One of the unique parts of the run is the friendships made, either while walking along the trail, or back in your tent. In my tent was my husband, another Canadian from Newfoundland, an American living in London and three Australians. On the rest day after the long run, we laid around on our mattresses in as few clothes as possible and swapped food. After five days everyone was sick of their choice of food. I swapped beef jerky for macadamia nuts with the Australian.
Chatting with other runners on the course helped take your mind off your aches and pains and pretty soon we were at a checkpoint or back at camp. The camp, or bivouac, was a series of tents. Runners slept in black, woollen tents held up by poles and the sides held down with rocks. If the temperature was hot, the sides could be lifted to let in a breeze or the sides dropped during a sand storm to minimize the amount of sand coming into the tent.
Each morning at 6 a.m. a group of Berbers begin pulling down the 1270 woollen wall tents. Sometimes we’re still in our sleeping bags, but generally we have started to eat our breakfast and change into our running clothes when they start to disassemble the bivouac. The tents are pinned down with rocks along two sides. Depending on the weather and wind the two long sides can be lifted higher to allow a breeze to flow through or the side is dropped to limit the amount of sand blasting through the tent.
Food was probably the most often discussed topic back at the tents. We would go to bed talking about the food we would rather be eating than what we actually were eating. Runners tried to pack food that was the most calorie dense, but the lightest weight. That doesn’t usually mean the tastiest. The chicken tikka masala, or eggs, potato and tomato breakfast sounded tasty on the website, but we could barely gag it down on the trail. To be fair, we never heated our meals, just added cold water, stirred and tried to choke the partially rehydrated food down.

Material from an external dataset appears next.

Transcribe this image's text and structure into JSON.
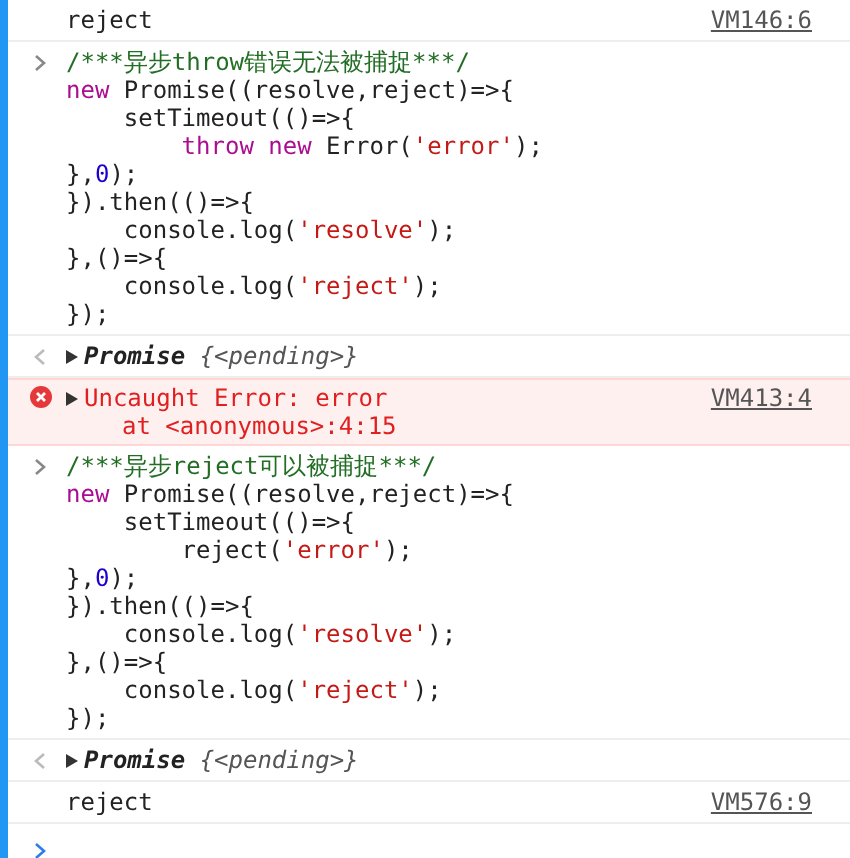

Several people have asked if I would do the race again. During the race, my answer would have been absolutely not. But now that my feet have healed and they no longer ache with every step, the answer is maybe.
I am glad I completed the MDS. It is a tough race, but it proves the body can do really hard things even when your mind is telling you to stop. That is a good lesson for the rest of my life.